Features of the neighborhood that can influence resident perceptions of crime include incivilities such as litter, vandalism, dilapidated exteriors, abandoned buildings and unkempt vacant lots. The “broken windows” theory suggests that incivilities within the neighbourhood can instigate fear and community mistrust, weakening social control in such a way that disorder can escalate into more serious crime (Skogan, 1990).
I can’t profess to live in an affluent area and there are many unkempt gardens. I admit there have been occasions I’ve felt uncomfortable walking around my neighbourhood, so it does not surprise me to find research linking a high level of neighborhood upkeep to greater feelings of safety and social capital (Wood et. al., 2008).
That being said, I’ve also noticed Christmas lights and statues of Santa peering out from some of the most neglected gardens. Seeing these decorations has elicited feelings of comfort and security, again reinforcing research that territorial markers can strengthen attachment to our communities and feelings of social cohesion. Not only have residents who display holiday decorations been found to feel more attached to their neighborhood and more involved with their neighbors, but they have also been perceived as friendlier and more socially cohesive by strangers – an opinion formed purely on the basis of the homes’ exterior (Werner et. al., 1989)!
The same study found that residents who were less socially active but still displayed holiday decorations often wanted to make new friends, and used the decorations as cues for communicating their accessibility. Moreover, residents who place decorations near the entrance of their home may have more friends and be more optimistic than those who place decorations away from the entrance (Werner et. al., 1989).
When it comes to personalizing my home with holiday decorations, I have to admit that in previous years, my attempts at celebrating the festive season have been “uninspired”, to say the least. Prior to the birth of my children, I didn’t even own a Christmas tree. However, now that my eldest child is reaching an age where he is conscious of Christmas and all it entails, I feel a certain responsibility to embrace the season and its many traditions and provide my children with happy memories of their holidays.

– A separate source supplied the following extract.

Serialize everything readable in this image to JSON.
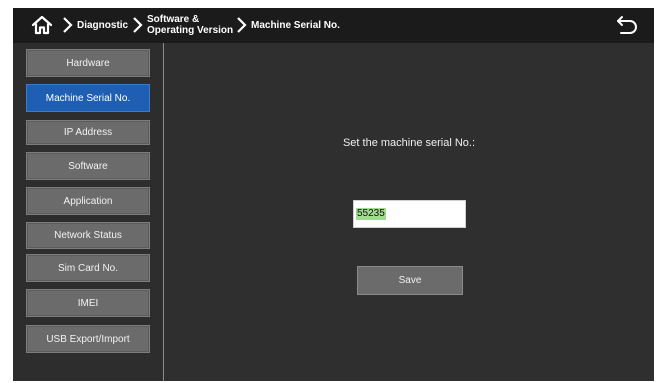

Seeing my son’s excitement as we pass houses lit up with Christmas lights, I have felt a newfound appreciation for holiday decorations and the neighbors who make the time to decorate their homes for the benefit of both their families and communities.

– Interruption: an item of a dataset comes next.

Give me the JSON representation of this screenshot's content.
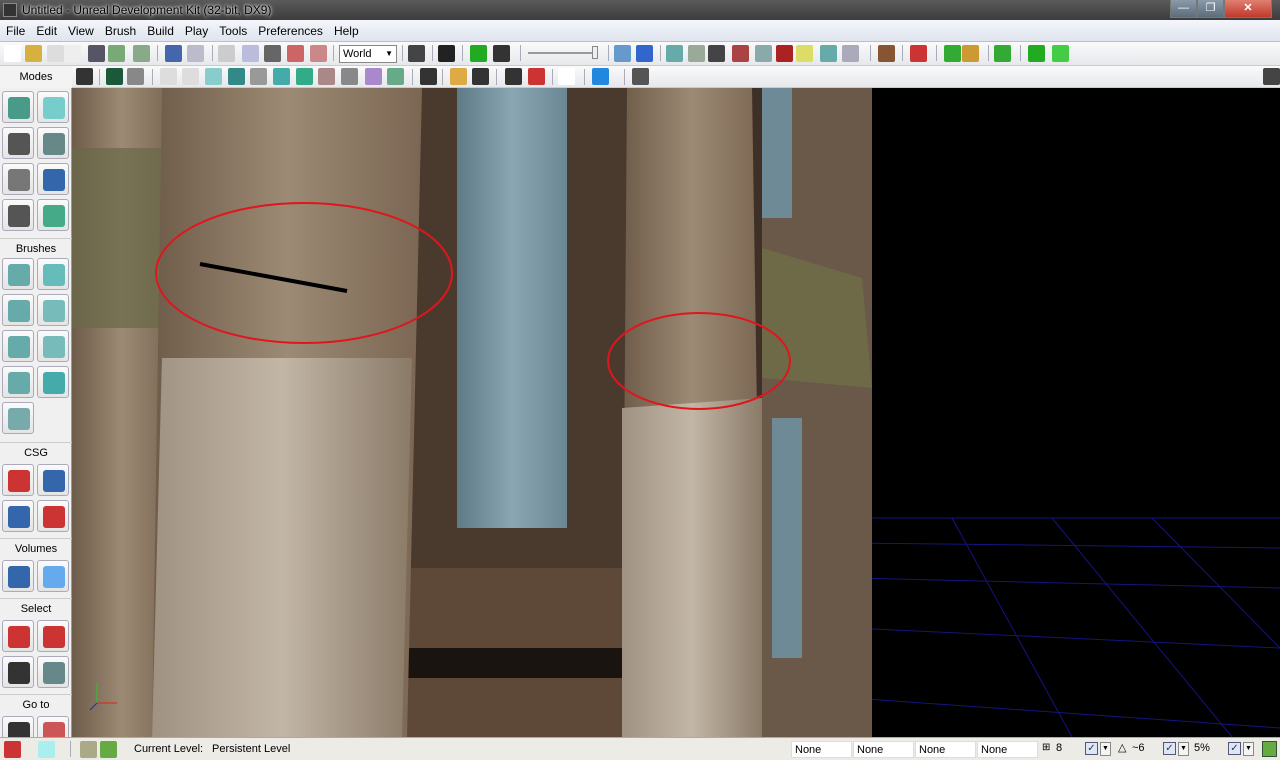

And while I’m not yet willing to invest in an abundance of lights and inflatable Santas, I have found myself extending our Christmas budget this year to include a door wreath and some fairy lights. Here’s hoping they contribute to a little Christmas cheer!
Foster, S., Giles-Corti, B., & Knuiman, M. (2011) Creating safe walkable streetscapes: Does house design and upkeep discourage incivilities in suburban neighbourhoods? Journal of Environmental Psychology, 31(1):79-88.

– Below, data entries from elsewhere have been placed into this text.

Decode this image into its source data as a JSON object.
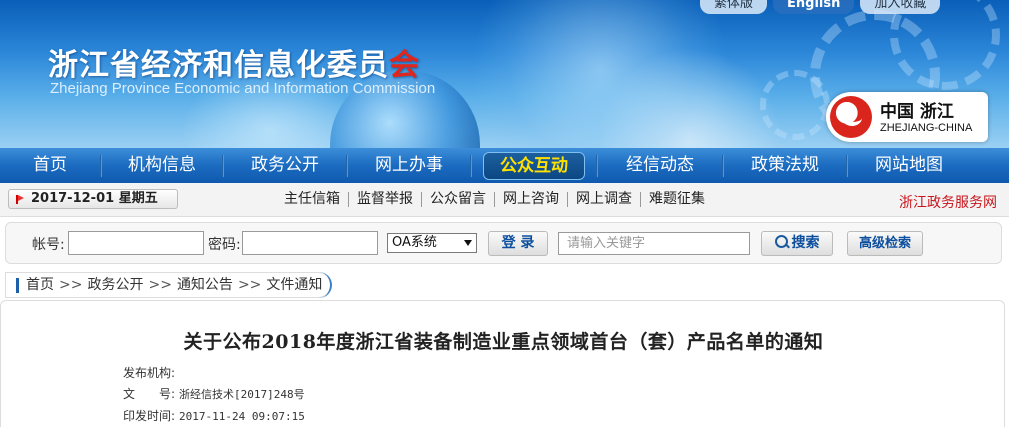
{
  "header": {
    "top_links": [
      "繁体版",
      "English",
      "加入收藏"
    ],
    "title_main": "浙江省经济和信息化委员",
    "title_last": "会",
    "subtitle": "Zhejiang Province Economic and Information Commission",
    "logo_cn": "中国 浙江",
    "logo_en": "ZHEJIANG-CHINA"
  },
  "nav": {
    "items": [
      "首页",
      "机构信息",
      "政务公开",
      "网上办事",
      "公众互动",
      "经信动态",
      "政策法规",
      "网站地图"
    ],
    "active": "公众互动"
  },
  "infobar": {
    "date": "2017-12-01",
    "weekday": "星期五",
    "quick_links": [
      "主任信箱",
      "监督举报",
      "公众留言",
      "网上咨询",
      "网上调查",
      "难题征集"
    ],
    "service_link": "浙江政务服务网"
  },
  "login": {
    "account_label": "帐号:",
    "password_label": "密码:",
    "system_select": "OA系统",
    "login_button": "登 录",
    "search_placeholder": "请输入关键字",
    "search_button": "搜索",
    "advanced_button": "高级检索"
  },
  "breadcrumb": [
    "首页",
    "政务公开",
    "通知公告",
    "文件通知"
  ],
  "breadcrumb_sep": ">>",
  "article": {
    "title": "关于公布2018年度浙江省装备制造业重点领域首台（套）产品名单的通知",
    "publisher_label": "发布机构:",
    "publisher_value": "",
    "docno_label": "文　　号:",
    "docno_value": "浙经信技术[2017]248号",
    "date_label": "印发时间:",
    "date_value": "2017-11-24 09:07:15"
  }
}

Brown, B., & Altman, I. (1983) Territoriality, defensible space and residential burglary: An environmental analysis. Journal of Environmental Psychology, 3:203-220.
Skogan, W. (1990) Disorder and decline: Crime and the spiral of decay in American neighborhoods. New York: The Free Press.
Wood, L., Shannon, T., Bulsara, M., Pikora, T., McCormack, G., & Giles-Corti, B. (2008). The anatomy of the safe and social suburb: An exploratory study of the built environment, social capital and residents' percpetions of safety. Health & Place, 14:15-31.
Werner, C., Peterson-Lewis, S. & Brown, B. (1989). Inferences about Homeowners’ sociability: Impact of Christmas decorations and other cues. Journal of Environmental Psychology. 9:279-296.